--- RECORDS TO USE Enclosed Below ---

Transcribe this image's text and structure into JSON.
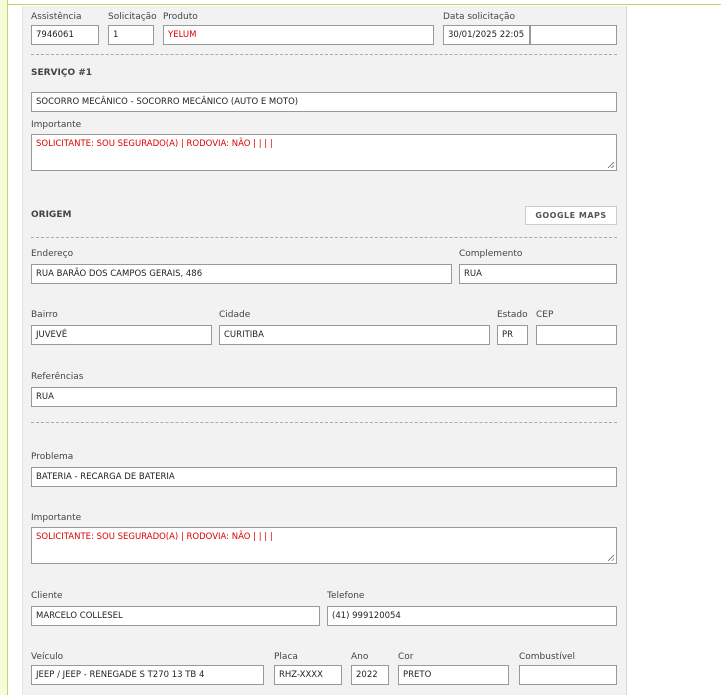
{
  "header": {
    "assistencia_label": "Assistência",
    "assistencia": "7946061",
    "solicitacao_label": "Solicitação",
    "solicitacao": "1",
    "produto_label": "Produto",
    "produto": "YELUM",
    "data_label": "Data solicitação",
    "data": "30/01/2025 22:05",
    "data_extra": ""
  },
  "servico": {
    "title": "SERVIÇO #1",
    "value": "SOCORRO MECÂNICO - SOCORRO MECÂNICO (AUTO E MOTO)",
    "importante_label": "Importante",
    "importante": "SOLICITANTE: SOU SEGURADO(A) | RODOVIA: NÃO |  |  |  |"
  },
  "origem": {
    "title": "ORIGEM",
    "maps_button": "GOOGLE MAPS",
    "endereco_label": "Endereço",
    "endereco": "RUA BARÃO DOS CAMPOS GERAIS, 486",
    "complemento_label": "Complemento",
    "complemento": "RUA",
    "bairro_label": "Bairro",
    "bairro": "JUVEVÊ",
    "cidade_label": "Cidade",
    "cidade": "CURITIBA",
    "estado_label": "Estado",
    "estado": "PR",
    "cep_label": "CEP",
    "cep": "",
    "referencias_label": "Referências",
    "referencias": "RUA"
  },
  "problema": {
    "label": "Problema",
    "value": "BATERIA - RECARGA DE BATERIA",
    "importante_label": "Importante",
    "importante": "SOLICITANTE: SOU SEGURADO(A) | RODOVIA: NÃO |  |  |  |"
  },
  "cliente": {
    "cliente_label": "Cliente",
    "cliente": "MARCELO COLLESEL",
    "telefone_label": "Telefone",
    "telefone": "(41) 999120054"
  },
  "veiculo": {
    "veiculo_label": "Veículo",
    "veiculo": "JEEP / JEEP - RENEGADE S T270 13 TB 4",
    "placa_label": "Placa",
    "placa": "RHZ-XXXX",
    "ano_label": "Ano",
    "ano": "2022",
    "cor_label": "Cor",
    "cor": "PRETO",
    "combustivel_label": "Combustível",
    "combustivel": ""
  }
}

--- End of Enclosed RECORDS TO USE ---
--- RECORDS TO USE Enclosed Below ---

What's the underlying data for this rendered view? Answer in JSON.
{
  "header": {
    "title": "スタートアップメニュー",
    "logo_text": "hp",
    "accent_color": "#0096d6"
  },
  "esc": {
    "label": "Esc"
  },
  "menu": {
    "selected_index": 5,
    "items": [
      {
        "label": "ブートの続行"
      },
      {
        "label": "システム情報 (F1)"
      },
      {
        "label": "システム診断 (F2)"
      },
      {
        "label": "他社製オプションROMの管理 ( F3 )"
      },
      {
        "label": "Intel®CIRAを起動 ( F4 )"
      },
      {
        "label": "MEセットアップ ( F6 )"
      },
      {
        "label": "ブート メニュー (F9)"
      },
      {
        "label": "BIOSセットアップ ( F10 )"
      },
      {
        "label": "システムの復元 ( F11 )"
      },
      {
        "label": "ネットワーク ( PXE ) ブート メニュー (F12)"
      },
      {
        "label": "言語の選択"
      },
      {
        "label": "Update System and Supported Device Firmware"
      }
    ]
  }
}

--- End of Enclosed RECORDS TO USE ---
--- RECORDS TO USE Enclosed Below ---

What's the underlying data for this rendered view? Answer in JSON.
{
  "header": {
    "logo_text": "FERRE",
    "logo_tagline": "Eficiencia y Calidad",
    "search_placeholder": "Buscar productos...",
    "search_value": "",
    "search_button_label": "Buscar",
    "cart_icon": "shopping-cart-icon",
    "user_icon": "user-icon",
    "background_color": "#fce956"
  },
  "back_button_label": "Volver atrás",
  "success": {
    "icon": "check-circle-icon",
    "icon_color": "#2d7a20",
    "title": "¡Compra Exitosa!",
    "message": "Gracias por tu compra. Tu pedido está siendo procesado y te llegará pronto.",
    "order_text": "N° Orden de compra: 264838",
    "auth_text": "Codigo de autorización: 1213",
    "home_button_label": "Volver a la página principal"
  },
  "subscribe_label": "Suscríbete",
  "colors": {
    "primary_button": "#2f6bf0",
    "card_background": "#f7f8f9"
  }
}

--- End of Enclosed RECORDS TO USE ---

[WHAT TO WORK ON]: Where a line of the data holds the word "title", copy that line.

[SOLVED PROBLEM]:
    "title": "SERVIÇO #1",
    "title": "ORIGEM",
    "title": "スタートアップメニュー",
    "title": "¡Compra Exitosa!",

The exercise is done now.